Occasionally we work with a client who really likes to buy individual stocks. The client might have anywhere from a handful of stocks to several dozen in their portfolio. It’s usually a bit of a hodgepodge. Often, they’ve had a taste of success with their investments. Maybe they bought and held Apple or Amazon stock over several years. Or maybe they inherited stock grandma bought in Walmart when it operated just a few dozen stores in Arkansas.
Those unusual success stories can be a double-edged sword. Yes, the client made some money and that’s fantastic. Often, though, that anecdotal success makes them believe it’s possible to beat the stock market. It’s the reason casinos are happy to see people walk away from a weekend in Vegas with winnings in their pockets. They’ll keep coming back.
Many of us at Aptus have experience in stock research. We’ve seen how the sausage is made on Wall Street and we can say with some confidence that you can’t beat the Street—you are much better off investing in broad index funds. It may be possible to beat the stock market, but if you’re spending time reading this blog, you probably aren’t going to be the one that will beat it.

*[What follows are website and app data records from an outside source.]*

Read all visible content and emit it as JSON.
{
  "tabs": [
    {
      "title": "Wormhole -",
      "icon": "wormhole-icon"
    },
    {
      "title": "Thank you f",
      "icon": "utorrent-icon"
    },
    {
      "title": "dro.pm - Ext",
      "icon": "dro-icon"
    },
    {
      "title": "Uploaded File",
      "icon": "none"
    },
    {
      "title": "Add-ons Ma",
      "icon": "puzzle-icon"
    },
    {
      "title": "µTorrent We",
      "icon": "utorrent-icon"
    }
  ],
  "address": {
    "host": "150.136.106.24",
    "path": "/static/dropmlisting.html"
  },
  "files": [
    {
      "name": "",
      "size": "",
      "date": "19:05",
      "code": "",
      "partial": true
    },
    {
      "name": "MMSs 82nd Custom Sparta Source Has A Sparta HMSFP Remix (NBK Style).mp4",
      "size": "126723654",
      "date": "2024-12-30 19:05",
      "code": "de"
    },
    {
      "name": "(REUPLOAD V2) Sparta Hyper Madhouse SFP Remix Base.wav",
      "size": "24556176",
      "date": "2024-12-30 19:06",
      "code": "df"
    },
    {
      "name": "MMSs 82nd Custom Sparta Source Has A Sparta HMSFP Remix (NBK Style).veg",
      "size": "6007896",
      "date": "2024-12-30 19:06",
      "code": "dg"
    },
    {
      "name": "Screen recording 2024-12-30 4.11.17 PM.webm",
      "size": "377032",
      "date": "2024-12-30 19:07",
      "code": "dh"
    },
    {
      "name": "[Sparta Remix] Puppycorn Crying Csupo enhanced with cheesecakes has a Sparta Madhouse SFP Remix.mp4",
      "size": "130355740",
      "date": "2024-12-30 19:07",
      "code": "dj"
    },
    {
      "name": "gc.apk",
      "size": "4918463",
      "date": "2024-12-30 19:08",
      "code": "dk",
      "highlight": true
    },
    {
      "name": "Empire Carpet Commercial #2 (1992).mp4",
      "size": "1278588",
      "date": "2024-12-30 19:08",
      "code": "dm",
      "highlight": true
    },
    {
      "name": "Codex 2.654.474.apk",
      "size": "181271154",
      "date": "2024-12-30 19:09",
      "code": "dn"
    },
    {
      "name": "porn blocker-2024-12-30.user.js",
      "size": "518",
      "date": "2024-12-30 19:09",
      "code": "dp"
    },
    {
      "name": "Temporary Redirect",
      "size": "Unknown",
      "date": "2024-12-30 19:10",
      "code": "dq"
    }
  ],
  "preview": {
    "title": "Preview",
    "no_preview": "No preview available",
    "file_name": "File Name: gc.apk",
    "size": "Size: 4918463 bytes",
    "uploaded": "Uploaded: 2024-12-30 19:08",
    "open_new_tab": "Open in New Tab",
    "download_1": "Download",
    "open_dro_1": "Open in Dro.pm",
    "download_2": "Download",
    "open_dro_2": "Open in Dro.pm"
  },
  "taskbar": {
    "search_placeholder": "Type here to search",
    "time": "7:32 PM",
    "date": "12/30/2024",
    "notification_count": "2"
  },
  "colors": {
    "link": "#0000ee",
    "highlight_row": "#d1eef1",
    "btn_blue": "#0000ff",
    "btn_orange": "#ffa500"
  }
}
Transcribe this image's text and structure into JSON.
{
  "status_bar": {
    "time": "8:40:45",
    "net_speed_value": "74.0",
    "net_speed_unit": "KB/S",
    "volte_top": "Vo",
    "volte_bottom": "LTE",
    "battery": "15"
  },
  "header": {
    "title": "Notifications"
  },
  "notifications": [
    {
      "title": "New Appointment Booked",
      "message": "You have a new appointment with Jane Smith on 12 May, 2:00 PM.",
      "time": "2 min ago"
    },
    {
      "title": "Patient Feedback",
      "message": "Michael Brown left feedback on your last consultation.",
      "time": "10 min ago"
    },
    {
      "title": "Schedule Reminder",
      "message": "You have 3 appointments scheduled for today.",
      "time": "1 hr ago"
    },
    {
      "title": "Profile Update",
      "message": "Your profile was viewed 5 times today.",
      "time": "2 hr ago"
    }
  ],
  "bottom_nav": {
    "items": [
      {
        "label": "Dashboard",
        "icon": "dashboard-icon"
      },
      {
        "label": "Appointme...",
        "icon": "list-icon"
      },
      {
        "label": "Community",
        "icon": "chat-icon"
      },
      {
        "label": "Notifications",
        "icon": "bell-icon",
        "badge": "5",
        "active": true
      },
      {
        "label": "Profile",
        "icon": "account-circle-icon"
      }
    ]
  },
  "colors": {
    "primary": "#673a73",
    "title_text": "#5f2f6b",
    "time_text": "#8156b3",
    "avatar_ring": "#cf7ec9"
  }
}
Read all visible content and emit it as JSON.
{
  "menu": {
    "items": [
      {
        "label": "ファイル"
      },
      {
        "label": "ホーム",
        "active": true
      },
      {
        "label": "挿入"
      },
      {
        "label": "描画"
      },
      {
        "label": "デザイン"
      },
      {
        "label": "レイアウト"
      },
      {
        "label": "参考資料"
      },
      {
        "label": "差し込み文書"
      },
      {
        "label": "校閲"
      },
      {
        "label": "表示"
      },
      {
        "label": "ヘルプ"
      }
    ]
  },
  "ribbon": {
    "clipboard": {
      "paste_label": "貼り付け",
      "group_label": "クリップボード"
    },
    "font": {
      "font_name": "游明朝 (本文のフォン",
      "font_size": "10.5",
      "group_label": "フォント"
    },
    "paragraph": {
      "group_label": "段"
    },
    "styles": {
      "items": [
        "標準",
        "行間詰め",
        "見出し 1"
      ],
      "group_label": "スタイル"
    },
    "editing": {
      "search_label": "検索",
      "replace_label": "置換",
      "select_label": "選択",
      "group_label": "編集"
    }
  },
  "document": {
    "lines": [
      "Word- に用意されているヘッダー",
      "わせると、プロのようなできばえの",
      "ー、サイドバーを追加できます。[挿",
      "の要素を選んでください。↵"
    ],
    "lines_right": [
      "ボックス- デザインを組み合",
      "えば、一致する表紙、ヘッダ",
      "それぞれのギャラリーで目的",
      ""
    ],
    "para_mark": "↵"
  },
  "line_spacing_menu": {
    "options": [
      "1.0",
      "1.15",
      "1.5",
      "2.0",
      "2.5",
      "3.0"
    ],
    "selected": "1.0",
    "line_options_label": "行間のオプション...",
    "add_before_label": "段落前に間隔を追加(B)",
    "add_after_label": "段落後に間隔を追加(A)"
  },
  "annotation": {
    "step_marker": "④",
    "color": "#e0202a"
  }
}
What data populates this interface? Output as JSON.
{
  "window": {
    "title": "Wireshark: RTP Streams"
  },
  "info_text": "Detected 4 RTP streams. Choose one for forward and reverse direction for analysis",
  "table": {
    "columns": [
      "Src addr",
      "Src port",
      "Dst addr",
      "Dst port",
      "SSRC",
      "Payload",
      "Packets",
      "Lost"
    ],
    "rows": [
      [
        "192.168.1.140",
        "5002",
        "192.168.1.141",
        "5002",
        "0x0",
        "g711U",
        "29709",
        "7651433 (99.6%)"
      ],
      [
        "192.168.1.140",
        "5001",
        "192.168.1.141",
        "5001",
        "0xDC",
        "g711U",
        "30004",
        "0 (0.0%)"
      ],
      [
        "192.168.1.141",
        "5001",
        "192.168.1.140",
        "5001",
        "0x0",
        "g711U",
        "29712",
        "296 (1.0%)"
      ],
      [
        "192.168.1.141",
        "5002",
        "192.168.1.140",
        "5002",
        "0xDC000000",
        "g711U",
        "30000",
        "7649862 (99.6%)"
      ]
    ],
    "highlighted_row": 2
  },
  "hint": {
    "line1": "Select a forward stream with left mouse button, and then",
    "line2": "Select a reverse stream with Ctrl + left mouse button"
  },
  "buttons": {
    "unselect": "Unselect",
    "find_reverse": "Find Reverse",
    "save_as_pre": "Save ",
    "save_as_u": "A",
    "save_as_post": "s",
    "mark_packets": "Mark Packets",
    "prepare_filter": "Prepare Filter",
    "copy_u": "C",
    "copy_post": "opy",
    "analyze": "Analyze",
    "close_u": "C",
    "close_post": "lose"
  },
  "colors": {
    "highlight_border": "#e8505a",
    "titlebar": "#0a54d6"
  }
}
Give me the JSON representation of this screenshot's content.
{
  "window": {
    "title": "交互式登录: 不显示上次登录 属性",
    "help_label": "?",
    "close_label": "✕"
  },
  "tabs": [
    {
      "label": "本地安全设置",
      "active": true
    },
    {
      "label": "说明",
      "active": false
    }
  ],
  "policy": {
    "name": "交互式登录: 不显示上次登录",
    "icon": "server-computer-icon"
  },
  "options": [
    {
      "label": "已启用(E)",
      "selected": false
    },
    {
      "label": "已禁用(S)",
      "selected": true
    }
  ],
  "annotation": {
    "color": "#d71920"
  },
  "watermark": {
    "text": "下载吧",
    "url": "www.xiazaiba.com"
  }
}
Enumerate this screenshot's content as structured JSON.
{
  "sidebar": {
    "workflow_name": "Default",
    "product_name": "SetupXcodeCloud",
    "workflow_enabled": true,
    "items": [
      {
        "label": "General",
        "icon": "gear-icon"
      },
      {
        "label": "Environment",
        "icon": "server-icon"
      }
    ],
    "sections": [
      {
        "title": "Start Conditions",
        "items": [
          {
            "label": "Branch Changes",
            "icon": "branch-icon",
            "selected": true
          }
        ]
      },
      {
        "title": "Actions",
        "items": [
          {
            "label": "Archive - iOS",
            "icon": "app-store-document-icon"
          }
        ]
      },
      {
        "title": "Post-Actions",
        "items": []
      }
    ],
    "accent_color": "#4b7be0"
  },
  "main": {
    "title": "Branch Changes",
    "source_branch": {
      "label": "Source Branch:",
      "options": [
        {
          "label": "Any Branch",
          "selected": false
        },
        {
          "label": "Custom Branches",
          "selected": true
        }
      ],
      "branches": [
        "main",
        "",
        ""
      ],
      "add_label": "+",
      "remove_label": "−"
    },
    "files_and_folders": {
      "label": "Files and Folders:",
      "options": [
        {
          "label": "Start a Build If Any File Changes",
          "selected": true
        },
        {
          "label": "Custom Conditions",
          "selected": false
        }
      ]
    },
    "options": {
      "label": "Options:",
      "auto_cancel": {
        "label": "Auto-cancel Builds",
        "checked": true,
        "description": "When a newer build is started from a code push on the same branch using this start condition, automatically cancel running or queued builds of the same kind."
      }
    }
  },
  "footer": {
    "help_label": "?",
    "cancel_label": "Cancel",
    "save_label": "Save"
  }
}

Sorry, we don’t want to disrespect you. If you’re reading this blog, you’re extremely intelligent [of course]. It’s just hard to consistently and systematically pick a portfolio of individual stocks that beats a simple index fund over time. There are a ton of reasons why this is the case, but we’ll focus on three: market efficiency, competition from professionals and positive skew.
In the mid-1960s, Eugene Fama and other academics developed the Efficient Market Hypothesis (EMH) asserting that stocks always trade at their fair value. This is not to say they trade at the “correct” value, because the future is inherently unknown, but rather they trade at a best estimate of fair value given all currently available information. In the EMH’s strongest form, it would be impossible to find an undervalued stock because the market is constantly adjusting to all public and even private information. There have been many “anomalies” detected in the hypothesis, but the general concept was and still is widely accepted as true. It’s nearly impossible to outguess the market price of individual stocks.
What’s mind-blowing about the EMH is how strong the evidence was that you couldn’t beat the market in the 1960s. Before Excel. Before the Internet. Before Moore’s Law computing. Before SEC fair disclosure regulations. Before artificial intelligence. Before hedge funds. Arguably before professional money management even existed. There were a few hundred CFA charterholders in 1965. Today there are around 200,000.
It’s exponentially more difficult to beat the market today than it was when the EMH was developed. Companies publish all relevant information online and stream all their presentations, which are dissected immediately by analysts and algorithms. With the democratization of information, it’s unlikely you are going to be the first to know.
There are enormous financial rewards to those who can find and exploit an informational edge. Historically most hedge funds charged “2 and 20,” or 2% of assets (their management fee) plus 20% of the fund’s returns (their performance fee). That has compressed to something more like 1.4 and 16.5 for the average hedge fund, but many established hedge funds are still charging performance fees of at least 20%. Think about that. A $1 billion hedge fund could make $20 million if the fund gains 10% in a year…on top of a $10 mil.-$20 mil. management fee!
The stakes are high and the budgets for hedge fund research can be astronomical. Hedge fund managers and analysts are talking to customers, suppliers, partners and anyone else who might have any information impacting stock prices. They’re paying experts and consultants to help them understand new product launches. They’re touring factories in China. They’re using satellite imagery to count cars in parking lots. It would be extremely challenging to beat them to a stone left unturned.
Many of our clients are just as sharp as our former hedge fund clients. But if you aren’t spending 60 hours a week and thousands (millions?) of dollars on research, are you really going to have a consistent informational advantage? If markets are not always efficient and there are opportunities to get an edge, you are probably not going to be the one that does so.
In 2017, Hendrik Bessembinder published a paper with the provocative title “Do Stocks Outperform Treasury Bills?” His study showed that the vast majority of stocks don’t. In fact, just 4% of stocks accounted for all the wealth creation in the stock market from 1926 to 2015. The other 96%, in aggregate, only matched the returns of the 1-month treasury bill.
Mind blown, once again.
How is this possible? Well, large positive returns are more frequent and more impactful than large negative returns. Losers tend to get washed out of the stock market relatively quickly while winners compound their returns over many years. Broad index funds, of course, own all the stocks in the market and so fully realize the returns from those big winners.
This creates a dilemma for folks trying to pick individual stocks. To beat a broad stock market index fund over an extended period, you need to identify, buy and hold most of those rare multi-year winners. In an efficient market with hedge funds scouring the planet for any informational edge, you need to consistently catch the bigguns and hang on. That’s not going to happen.
Hey, if you’ve had good luck picking your own stocks so far take a victory lap and celebrate. Then forget your individual stocks and buy index funds. If you’re hopelessly afflicted with the stock picking bug, which we totally get, set a small amount of money aside for trading. But don’t call it investing, call it entertainment.